Know more, remember more
Know yourself, grow yourself
Use your learning, develop your skills
Our whole school curriculum is designed to ensure that our children know more, that this knowledge is retained and built upon as they progress throughout the year and their time in school, providing a solid base of knowledge which underpins everything the children do. The curriculum supports the development of the pupil as a whole, supporting confidence and resilience as well as allowing children to develop their emotional literacy. We aim to excite, inspire and engage our children, allowing them to apply their knowledge and skills confidently in a range of situations.
We make our curriculum accessible for those with disabilities or special educational needs by complying with our duties in the Equality Act 2010 and the Special Educational Needs and Disability Regulations 2014.
Please click on the buttons below for our curriculum intent which expands upon our core aim.
If anyone wishes to find out any more additional information about our curriculum, please contact the school office and speak to one of our friendly team on 01782 528261.
What is Cultural Capital?
Cultural capital is the accumulation of knowledge, behaviours, and skills that a pupil can draw upon and which demonstrates their cultural awareness, knowledge and competence.
It is one of the key ingredients a pupil will draw upon to be successful in society, their career and the world of work.
Cultural capital gives a pupil power. It helps them achieve goals and become successful.
Cultural capital is having assets that give pupils the desire to aspire and achieve social mobility whatever their starting point.
How do we promote it?
We recognise that for pupils to aspire and be successful academically and in the wider areas of their lives, they need to be given rich and sustained opportunities to develop their cultural capital.

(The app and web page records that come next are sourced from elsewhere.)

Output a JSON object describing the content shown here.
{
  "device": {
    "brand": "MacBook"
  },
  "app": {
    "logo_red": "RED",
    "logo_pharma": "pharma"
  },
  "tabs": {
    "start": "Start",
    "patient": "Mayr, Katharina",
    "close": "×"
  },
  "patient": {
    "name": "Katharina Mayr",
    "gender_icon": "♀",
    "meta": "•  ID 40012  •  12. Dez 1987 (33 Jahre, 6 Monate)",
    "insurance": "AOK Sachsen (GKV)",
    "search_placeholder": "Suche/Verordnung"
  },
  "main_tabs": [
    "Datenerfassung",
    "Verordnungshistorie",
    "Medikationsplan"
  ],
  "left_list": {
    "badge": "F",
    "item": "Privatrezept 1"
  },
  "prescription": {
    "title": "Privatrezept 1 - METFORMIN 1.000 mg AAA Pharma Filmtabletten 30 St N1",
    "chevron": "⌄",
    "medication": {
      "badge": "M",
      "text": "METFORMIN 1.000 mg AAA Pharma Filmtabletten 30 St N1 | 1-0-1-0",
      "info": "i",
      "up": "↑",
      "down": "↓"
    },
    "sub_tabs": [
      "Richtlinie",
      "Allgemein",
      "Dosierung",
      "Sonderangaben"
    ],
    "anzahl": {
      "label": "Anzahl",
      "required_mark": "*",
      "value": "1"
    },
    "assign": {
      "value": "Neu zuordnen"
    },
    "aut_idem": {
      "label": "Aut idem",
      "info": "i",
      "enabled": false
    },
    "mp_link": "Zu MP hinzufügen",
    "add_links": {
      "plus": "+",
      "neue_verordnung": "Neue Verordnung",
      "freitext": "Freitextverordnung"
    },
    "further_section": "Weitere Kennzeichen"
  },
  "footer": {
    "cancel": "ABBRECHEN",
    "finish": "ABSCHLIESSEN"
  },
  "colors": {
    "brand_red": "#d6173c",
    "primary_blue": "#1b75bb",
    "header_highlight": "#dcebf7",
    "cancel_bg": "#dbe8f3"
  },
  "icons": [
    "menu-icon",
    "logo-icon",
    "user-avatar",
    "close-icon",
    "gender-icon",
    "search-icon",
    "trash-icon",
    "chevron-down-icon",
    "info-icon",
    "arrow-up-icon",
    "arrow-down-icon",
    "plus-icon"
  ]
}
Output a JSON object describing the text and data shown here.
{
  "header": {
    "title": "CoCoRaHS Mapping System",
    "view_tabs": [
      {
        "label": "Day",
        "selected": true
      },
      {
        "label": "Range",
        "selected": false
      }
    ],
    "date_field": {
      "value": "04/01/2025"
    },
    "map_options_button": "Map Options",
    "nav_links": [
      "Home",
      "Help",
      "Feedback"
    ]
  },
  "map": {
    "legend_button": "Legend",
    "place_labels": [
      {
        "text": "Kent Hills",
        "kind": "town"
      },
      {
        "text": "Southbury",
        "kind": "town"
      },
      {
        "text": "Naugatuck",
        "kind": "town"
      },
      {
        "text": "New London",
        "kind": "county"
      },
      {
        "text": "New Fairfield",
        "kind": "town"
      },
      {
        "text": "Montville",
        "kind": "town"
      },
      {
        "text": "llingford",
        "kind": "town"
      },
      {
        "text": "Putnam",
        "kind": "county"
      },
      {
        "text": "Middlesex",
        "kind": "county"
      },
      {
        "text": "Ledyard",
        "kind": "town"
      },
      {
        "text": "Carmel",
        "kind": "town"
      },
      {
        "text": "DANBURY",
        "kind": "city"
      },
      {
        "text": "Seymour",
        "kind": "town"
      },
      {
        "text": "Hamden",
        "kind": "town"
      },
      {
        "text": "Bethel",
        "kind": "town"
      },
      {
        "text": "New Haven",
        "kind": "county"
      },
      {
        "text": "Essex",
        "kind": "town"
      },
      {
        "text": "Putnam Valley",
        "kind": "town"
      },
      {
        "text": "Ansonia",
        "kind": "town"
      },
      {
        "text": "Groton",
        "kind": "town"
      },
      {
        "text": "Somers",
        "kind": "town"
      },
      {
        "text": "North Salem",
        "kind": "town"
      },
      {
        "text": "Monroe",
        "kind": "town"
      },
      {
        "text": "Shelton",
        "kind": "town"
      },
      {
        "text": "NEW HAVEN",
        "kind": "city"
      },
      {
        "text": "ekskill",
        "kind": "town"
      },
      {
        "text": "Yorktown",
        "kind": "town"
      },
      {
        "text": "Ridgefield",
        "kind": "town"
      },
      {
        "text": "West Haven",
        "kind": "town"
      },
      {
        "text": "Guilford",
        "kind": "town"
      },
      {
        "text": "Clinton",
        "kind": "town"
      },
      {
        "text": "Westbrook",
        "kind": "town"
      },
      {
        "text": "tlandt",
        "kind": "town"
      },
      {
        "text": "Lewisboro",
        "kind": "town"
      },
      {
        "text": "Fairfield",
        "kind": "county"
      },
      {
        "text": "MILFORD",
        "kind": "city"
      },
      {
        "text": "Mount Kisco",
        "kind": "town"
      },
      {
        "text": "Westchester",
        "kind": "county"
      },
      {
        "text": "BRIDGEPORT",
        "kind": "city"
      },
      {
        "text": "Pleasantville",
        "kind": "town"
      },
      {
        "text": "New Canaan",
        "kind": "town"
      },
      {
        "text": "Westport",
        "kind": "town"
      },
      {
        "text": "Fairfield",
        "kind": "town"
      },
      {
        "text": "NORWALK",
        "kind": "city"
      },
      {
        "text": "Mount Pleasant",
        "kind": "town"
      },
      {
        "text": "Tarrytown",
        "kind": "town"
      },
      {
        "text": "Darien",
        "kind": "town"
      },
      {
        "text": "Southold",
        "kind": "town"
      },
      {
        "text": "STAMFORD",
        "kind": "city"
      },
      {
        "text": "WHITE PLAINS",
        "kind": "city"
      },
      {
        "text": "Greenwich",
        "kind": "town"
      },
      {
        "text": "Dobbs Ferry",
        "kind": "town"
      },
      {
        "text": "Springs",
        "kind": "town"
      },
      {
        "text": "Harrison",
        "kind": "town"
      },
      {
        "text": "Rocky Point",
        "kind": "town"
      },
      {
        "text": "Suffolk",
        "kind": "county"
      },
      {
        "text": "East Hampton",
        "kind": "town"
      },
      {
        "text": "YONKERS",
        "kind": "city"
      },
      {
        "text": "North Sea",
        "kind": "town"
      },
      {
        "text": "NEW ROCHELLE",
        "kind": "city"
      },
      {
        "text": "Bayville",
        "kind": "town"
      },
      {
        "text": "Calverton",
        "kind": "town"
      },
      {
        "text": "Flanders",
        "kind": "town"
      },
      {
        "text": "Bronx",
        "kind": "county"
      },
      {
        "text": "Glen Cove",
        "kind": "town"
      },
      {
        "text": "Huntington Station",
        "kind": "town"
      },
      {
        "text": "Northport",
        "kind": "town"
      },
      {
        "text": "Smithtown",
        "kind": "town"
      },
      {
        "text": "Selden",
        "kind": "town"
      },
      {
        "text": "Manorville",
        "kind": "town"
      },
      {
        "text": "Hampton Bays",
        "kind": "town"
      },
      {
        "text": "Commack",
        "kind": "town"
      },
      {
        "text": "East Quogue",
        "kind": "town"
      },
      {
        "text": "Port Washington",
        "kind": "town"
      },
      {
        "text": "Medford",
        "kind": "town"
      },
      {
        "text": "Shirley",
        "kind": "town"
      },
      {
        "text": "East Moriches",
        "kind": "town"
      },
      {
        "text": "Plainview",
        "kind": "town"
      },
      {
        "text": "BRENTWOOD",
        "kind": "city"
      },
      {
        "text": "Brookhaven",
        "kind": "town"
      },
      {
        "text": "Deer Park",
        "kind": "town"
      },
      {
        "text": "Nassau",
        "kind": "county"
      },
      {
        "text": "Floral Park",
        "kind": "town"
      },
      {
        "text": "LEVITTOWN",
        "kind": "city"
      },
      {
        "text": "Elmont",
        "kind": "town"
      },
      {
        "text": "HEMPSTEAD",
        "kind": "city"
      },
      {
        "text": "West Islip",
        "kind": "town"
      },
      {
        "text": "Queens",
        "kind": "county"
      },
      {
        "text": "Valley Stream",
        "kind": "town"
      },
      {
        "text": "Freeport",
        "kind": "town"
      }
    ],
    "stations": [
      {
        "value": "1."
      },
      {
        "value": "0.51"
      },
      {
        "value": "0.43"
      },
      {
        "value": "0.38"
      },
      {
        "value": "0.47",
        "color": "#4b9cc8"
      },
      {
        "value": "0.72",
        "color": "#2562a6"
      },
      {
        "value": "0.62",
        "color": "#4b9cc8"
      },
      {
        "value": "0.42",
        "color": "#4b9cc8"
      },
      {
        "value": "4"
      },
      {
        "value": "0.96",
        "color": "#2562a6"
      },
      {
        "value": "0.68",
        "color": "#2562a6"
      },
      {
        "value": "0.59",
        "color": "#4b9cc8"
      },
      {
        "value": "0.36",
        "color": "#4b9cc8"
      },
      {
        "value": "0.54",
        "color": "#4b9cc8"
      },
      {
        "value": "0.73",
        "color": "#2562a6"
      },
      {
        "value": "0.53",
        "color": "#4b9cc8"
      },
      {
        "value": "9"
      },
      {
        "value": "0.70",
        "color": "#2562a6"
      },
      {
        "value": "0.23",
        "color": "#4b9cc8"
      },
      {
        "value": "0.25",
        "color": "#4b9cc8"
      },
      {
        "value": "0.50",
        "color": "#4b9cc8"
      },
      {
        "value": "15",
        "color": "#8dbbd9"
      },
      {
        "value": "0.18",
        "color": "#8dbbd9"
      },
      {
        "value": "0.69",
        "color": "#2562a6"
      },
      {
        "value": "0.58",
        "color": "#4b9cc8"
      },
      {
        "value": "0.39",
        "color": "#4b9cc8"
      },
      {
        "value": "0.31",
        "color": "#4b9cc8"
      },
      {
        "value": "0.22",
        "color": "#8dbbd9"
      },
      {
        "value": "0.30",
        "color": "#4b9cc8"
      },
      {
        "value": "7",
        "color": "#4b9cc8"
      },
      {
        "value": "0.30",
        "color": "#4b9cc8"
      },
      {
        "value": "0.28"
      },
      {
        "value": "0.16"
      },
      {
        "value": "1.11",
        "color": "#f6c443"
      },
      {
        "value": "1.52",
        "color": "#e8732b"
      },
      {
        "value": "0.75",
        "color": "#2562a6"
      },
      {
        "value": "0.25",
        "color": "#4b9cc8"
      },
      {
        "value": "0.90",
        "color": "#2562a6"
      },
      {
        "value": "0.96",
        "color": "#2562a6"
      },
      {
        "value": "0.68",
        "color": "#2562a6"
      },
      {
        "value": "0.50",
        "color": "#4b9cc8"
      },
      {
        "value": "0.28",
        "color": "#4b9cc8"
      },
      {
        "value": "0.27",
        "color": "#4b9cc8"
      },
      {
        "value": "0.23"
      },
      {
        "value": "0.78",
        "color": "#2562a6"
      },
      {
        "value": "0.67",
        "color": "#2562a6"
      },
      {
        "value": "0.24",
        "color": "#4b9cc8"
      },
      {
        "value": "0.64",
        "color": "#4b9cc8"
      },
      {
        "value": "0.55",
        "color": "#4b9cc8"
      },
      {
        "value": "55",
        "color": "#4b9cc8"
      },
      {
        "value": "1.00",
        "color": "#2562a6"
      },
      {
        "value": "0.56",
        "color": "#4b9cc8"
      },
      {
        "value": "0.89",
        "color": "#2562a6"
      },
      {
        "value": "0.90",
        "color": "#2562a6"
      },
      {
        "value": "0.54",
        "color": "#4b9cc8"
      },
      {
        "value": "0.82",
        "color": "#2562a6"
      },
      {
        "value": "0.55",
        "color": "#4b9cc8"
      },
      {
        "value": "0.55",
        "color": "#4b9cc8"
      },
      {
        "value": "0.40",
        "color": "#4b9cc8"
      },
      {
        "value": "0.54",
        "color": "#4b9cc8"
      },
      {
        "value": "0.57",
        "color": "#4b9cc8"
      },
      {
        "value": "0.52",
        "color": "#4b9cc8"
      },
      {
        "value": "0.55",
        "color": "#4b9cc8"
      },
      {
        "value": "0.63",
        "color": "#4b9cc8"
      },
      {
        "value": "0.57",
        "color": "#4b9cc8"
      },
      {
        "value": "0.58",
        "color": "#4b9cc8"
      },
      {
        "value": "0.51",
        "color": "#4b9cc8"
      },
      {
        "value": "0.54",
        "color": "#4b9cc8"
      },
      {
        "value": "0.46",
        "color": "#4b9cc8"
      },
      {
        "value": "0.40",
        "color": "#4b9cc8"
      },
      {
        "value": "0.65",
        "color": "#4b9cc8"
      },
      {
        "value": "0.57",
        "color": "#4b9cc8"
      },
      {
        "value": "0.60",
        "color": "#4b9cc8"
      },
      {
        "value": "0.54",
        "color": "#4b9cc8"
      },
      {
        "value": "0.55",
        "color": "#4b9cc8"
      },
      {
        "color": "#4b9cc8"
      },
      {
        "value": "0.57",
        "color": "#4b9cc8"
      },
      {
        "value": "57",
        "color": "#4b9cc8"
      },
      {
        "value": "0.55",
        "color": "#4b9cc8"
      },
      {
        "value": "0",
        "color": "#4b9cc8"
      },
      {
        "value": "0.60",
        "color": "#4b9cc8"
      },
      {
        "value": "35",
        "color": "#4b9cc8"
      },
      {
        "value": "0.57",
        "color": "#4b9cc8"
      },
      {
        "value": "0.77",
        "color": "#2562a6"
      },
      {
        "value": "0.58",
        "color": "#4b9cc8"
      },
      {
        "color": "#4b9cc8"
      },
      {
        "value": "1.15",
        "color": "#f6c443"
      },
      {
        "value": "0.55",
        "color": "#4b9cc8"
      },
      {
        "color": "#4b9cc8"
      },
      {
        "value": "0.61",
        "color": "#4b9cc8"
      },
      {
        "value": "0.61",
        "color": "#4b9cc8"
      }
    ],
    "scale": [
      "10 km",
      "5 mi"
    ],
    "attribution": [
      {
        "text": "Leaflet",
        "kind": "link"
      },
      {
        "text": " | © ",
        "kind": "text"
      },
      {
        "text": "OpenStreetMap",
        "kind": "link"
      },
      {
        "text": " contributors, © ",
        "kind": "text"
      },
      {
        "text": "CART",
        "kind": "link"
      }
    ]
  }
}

Each subject taught within the school day makes its own contribution to pupils’ cultural capital development.
Our curriculum aims to combine knowledge with experience and judgement on what pupils see.
The three elements that the Oxford Dictionary uses to define wisdom.
Pupils participate in a wealth of trips, visits and experiences, supported by a wide range of extra-curricular clubs.
Examples of enrichment experiences at
Saint Nathaniel's Academy
Squirrel Lodge: The Sensory Story Teller
Nursery: Westport Lake
Reception: Amerton Farm & Prestatyn
Year 1: Pet Shop & Stafford Castle
Year 2: Chester Zoo
Year 3: Tatton Park
Year 4: Peak Wildlife Park
Year 5: National Memorial Arboretum
Year 6: Bala Lake
How do we know that our curriculum is having the desired impact?
Become more knowledgeable.
Have higher levels of confidence in delivering all areas of the curriculum.
Can give senior leaders and subject leaders feedback about what is working well.
Have an accurate understanding of how children are coping with the content of the curriculum (The curriculum is pitched to be appropriately challenging. Therefore, if teachers know that children are coping well and can demonstrate their understanding, then we know it is working and that children are making progress).
Teach consistently well, applying sound pedagogical practices in all lessons.
Plan coherent learning journeys based on the unit overviews.
Seek support from subject leads when they are less confident.
Can talk confidently about their learning, using correct terminology and can articulate how their learning within a subject, builds on previous learning.
Are enthused and interested in a wide range of curriculum areas.
Can talk about the subject specific characteristics of subjects and the disciplines associated with them.
Demonstrate strong learning behaviours in all lessons.
Can all access, enjoy and make progress within the curriculum, regardless of their starting point.
Demonstrates that they take pride in what they produce.
Reflects the same amount of effort in all subject areas.
Captures their increasing understanding of key skills and crucial knowledge within each subject area.
Illustrates their developing understanding of the disciplines and key terminology of each subject.
Demonstrates a coherent teaching sequence has taken place within each unit of work.
Illustrates a developing fluency in the use of technology as a learning tool.
Visitors and Governors
Give us positive feedback about pupil engagement and behaviour in lessons.
Comment on the high quality learning that they see.
Report that leaders are clear about strengths and weaknesses and have clear plans to address areas for development.
Parents and Carers
Give us positive feedback about their children’s attitudes to school.
Share examples of when their children have been enthused by the curriculum (e.g they have been talking about learning at home or carrying out their own research because of their interest).